A spinal fusion is a last option in most cases because it causes permanent damage and range of motion restriction, meaning victims who suffer this type of injury often have future pain and suffering.

What is Involved in a Cervical Fusion Surgery?

A spinal fusion surgery involves the joining of the bones in the neck with the purpose of increasing the stability of the neck and spine. According to the University of Michigan Health, there are a few different ways that a cervical fusion is performed. The ways in which the surgery is performed include the following:

  • The removal of a part of a vertebra (lamina) or other parts of the vertebrae
  • Removal of the disc between the vertebrae, in whole or in part
  • A bone graft from another part of the body or a donor bone graft may be used to help fuse the vertebrae together. The bone graft helps to create a bridge, and the bone graft stimulates new bone growth.  Cement or implants may also be used as a replacement for a bone graft.
  • Metal plates may be used to fuse the vertebrae together, but traditionally rods and screws are used to keep the vertebrae aligned
  • The use of metal implants can help to keep the vertebrae together, allowing new bone growth between the two vertebrae, and
  • Other leading medical procedures and advancements to help stabilize the area that was damaged in a motor vehicle accident.

What is the Recovery After a Cervical Fusion Surgery?

Cervical fusion usually requires the individual to remain in the hospital for a short period of time following the surgery.
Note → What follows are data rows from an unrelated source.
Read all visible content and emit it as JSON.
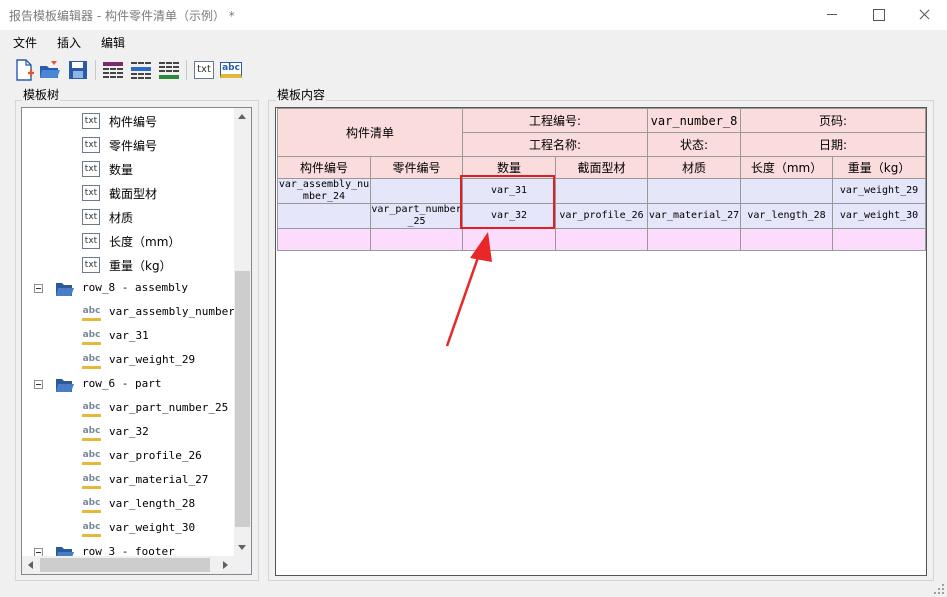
{
  "window": {
    "title": "报告模板编辑器 - 构件零件清单（示例） *"
  },
  "menu": {
    "items": [
      "文件",
      "插入",
      "编辑"
    ]
  },
  "toolbar": {
    "buttons": [
      "new-file-icon",
      "open-folder-icon",
      "save-icon",
      "table-icon",
      "table-blue-icon",
      "table-green-icon",
      "text-field-icon",
      "variable-field-icon"
    ],
    "txt_label": "txt",
    "abc_label": "abc"
  },
  "tree_panel": {
    "title": "模板树",
    "icons": {
      "txt": "txt",
      "abc": "abc"
    },
    "items": [
      {
        "type": "txt",
        "label": "构件编号"
      },
      {
        "type": "txt",
        "label": "零件编号"
      },
      {
        "type": "txt",
        "label": "数量"
      },
      {
        "type": "txt",
        "label": "截面型材"
      },
      {
        "type": "txt",
        "label": "材质"
      },
      {
        "type": "txt",
        "label": "长度（mm）"
      },
      {
        "type": "txt",
        "label": "重量（kg）"
      },
      {
        "type": "folder",
        "label": "row_8 - assembly"
      },
      {
        "type": "abc",
        "label": "var_assembly_number_24"
      },
      {
        "type": "abc",
        "label": "var_31"
      },
      {
        "type": "abc",
        "label": "var_weight_29"
      },
      {
        "type": "folder",
        "label": "row_6 - part"
      },
      {
        "type": "abc",
        "label": "var_part_number_25"
      },
      {
        "type": "abc",
        "label": "var_32"
      },
      {
        "type": "abc",
        "label": "var_profile_26"
      },
      {
        "type": "abc",
        "label": "var_material_27"
      },
      {
        "type": "abc",
        "label": "var_length_28"
      },
      {
        "type": "abc",
        "label": "var_weight_30"
      },
      {
        "type": "folder",
        "label": "row_3 - footer"
      }
    ]
  },
  "content_panel": {
    "title": "模板内容",
    "header": {
      "title": "构件清单",
      "project_no_label": "工程编号:",
      "project_no_value": "var_number_8",
      "page_label": "页码:",
      "project_name_label": "工程名称:",
      "status_label": "状态:",
      "date_label": "日期:"
    },
    "columns": [
      "构件编号",
      "零件编号",
      "数量",
      "截面型材",
      "材质",
      "长度（mm）",
      "重量（kg）"
    ],
    "assembly_row": {
      "assembly_number": "var_assembly_number_24",
      "quantity": "var_31",
      "weight": "var_weight_29"
    },
    "part_row": {
      "part_number": "var_part_number_25",
      "quantity": "var_32",
      "profile": "var_profile_26",
      "material": "var_material_27",
      "length": "var_length_28",
      "weight": "var_weight_30"
    }
  },
  "colors": {
    "header_pink": "#fadcdc",
    "row_blue": "#e6e6fa",
    "row_pink": "#fcdcfc",
    "highlight_red": "#e02020"
  }
}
Patients who undergo cervical fusion surgery may need to wear a neck brace during their recovery, and their activity is typically limited as they recover from this major surgery. The recovery for patients who undergo this surgery may be lengthy.  Most individuals will also need to undergo some form of physical therapy or occupational therapy.

What are the Risks Involved in a Cervical Fusion?

While cervical fusion may be necessary for certain injuries following a car accident, there are certain risks involved in the surgery. Known risks for this procedure include the following:

  • Infection
  • Hemorrhage or excessive bleeding
  • Pain
  • Failure of the fusion
  • Damage or breaking of the metal implant (if applicable)
  • Nerve injuries
  • Spinal cord injuries
  • Rejection of a graft if used
  • Reactions to general anesthesia used for the procedure
  • Blood clots that could lead to strokes, pulmonary embolisms, or deep vein thrombosis, and
  • Other injuries due to the invasive and devastating nature of a cervical fusion after a car accident in New York.